Ron Newton, who runs Ray’s CNC department, was asked to make a recommendation. “At the end of the day, we chose a Haas VF-3,” said Ron. “It fit all the criteria and had a number of options which made it that bit more attractive. I reckon that it was a good value-for-money package, particularly with the 4th-axis drive included and the fact that the Haas dealer, Alfex CNC, is quite close to us. They have a full complement of spare parts in store, and they have factory-trained technicians on staff as well,” said Ron.
The tyre recycling process involves up to three separate machines for truck tyres or two machines for car tyres. In the case of car tyres, the first machine shreds the tyre into small pieces about 16 mm square and simultaneously strips the steel belting away from the rubber. The steel is separated from the rubber by magnetic conveyor belts. The second machine grinds the rubber into granules to a maximum diameter of 2 mm.
The first job Crown had to do on the VF-3 was produce 38 sets of grinding discs, which the grinding machine uses to grind the chunks of rubber into small granules. These sets comprise both fixed and rotating discs, which need to have pockets milled right through to allow the large chunks to be progressively ground into smaller granules as they pass through the grinding discs. There are 3 different rotating discs with 7, 9 and 10 pockets, and the fixed discs have 8 pockets. The principle of operation is probably similar to the hand-operated mincing machine that Mum used when she minced up the leftover roast to make a shepherd’s pie.

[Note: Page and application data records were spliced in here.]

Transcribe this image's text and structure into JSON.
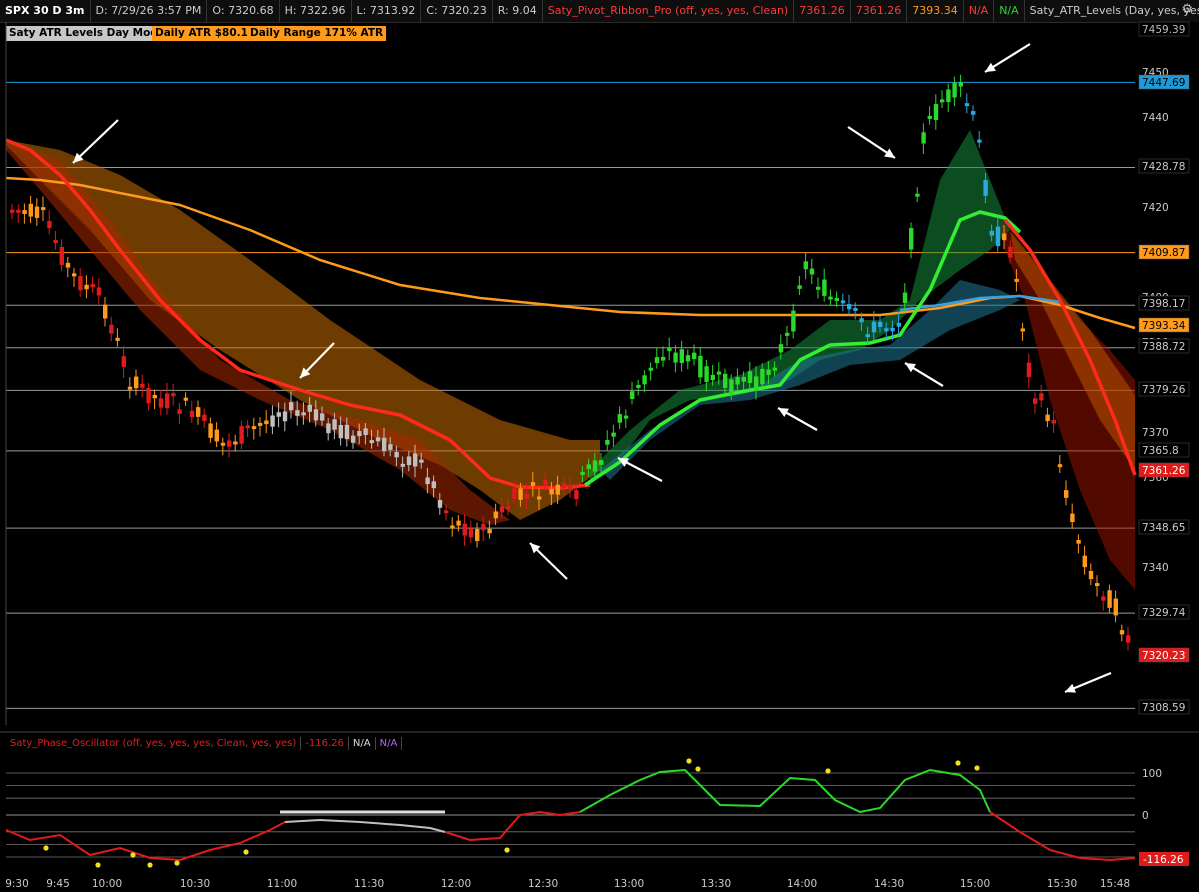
{
  "header": {
    "symbol": "SPX 30 D 3m",
    "date": "D: 7/29/26 3:57 PM",
    "open": "O: 7320.68",
    "high": "H: 7322.96",
    "low": "L: 7313.92",
    "close": "C: 7320.23",
    "range": "R: 9.04",
    "ribbon_study": "Saty_Pivot_Ribbon_Pro (off, yes, yes, Clean)",
    "ribbon_v1": "7361.26",
    "ribbon_v2": "7361.26",
    "ribbon_v3": "7393.34",
    "na_red": "N/A",
    "na_green": "N/A",
    "atr_study": "Saty_ATR_Levels (Day, yes, yes, 14, no,..."
  },
  "labels": {
    "mode": "Saty ATR Levels Day Mode",
    "daily_atr": "Daily ATR $80.13",
    "daily_range": "Daily Range 171% ATR"
  },
  "price_axis": {
    "ticks": [
      "7450",
      "7440",
      "7420",
      "7410",
      "7400",
      "7390",
      "7380",
      "7370",
      "7360",
      "7340",
      "7330"
    ],
    "tags": [
      {
        "value": "7459.39",
        "bg": "#000000",
        "fg": "#bbbbbb"
      },
      {
        "value": "7447.69",
        "bg": "#1e9bd7",
        "fg": "#000000"
      },
      {
        "value": "7428.78",
        "bg": "#000000",
        "fg": "#cccccc"
      },
      {
        "value": "7409.87",
        "bg": "#ff9a1a",
        "fg": "#000000"
      },
      {
        "value": "7398.17",
        "bg": "#000000",
        "fg": "#cccccc"
      },
      {
        "value": "7393.34",
        "bg": "#ff9a1a",
        "fg": "#000000"
      },
      {
        "value": "7388.72",
        "bg": "#000000",
        "fg": "#cccccc"
      },
      {
        "value": "7379.26",
        "bg": "#000000",
        "fg": "#cccccc"
      },
      {
        "value": "7365.8",
        "bg": "#000000",
        "fg": "#cccccc"
      },
      {
        "value": "7361.26",
        "bg": "#e01b1b",
        "fg": "#ffffff"
      },
      {
        "value": "7348.65",
        "bg": "#000000",
        "fg": "#cccccc"
      },
      {
        "value": "7329.74",
        "bg": "#000000",
        "fg": "#cccccc"
      },
      {
        "value": "7320.23",
        "bg": "#e01b1b",
        "fg": "#ffffff"
      },
      {
        "value": "7308.59",
        "bg": "#000000",
        "fg": "#cccccc"
      }
    ]
  },
  "oscillator": {
    "name": "Saty_Phase_Oscillator (off, yes, yes, yes, Clean, yes, yes)",
    "value": "-116.26",
    "na1": "N/A",
    "na2": "N/A",
    "ticks": [
      "100",
      "0",
      "-100"
    ],
    "current_tag": "-116.26"
  },
  "time_axis": [
    "9:30",
    "9:45",
    "10:00",
    "10:30",
    "11:00",
    "11:30",
    "12:00",
    "12:30",
    "13:00",
    "13:30",
    "14:00",
    "14:30",
    "15:00",
    "15:30",
    "15:48"
  ],
  "colors": {
    "up_green": "#2bd92b",
    "down_red": "#e01b1b",
    "orange": "#ff9a1a",
    "cyan": "#1e9bd7",
    "gray_bar": "#bfbfbf"
  }
}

The discs are made from D2 tool steel, and 70% of their starting weight is machined away during the process. After using a 24 mm U-drill to drill a start hole in each pocket, a 20 mm diameter tipped endmill was used to cut each pocket out, taking 5 mm deep cuts at 2,000 rpm and 700 mm per minute feed. There were also 6 holes drilled and tapped 6 mm on a 259 mm diameter.
“As a testament to the accuracy and rigidity of the Haas VF-3, we didn’t need to take a final cleanup cut after cutting through the 20 mm thick discs,” said Ron. “Each 5 mm step-down was hardly noticeable, and the surface finish was more than acceptable for the application.” After machining, the rotor discs were oil hardened and tempered in the heat treatment plant.
Finally, the disc faces are ground flat, and then down into the bowels of the large fabricated steel frame they go, in an assembly with the shafts and gears.
It is not easy to find engineering companies in Australia that have experienced the sort of expansion in the last 10 years that Crown Engineering has. Ray Suchting says that remaining focused on keeping the business moving ahead, targeting niche markets, and taking calculated risks while keeping the overhead costs to a minimum are some of the main contributing factors.
At the end of the day, it is no different than most other successful businesses, and can be summed up by two words: “good management.”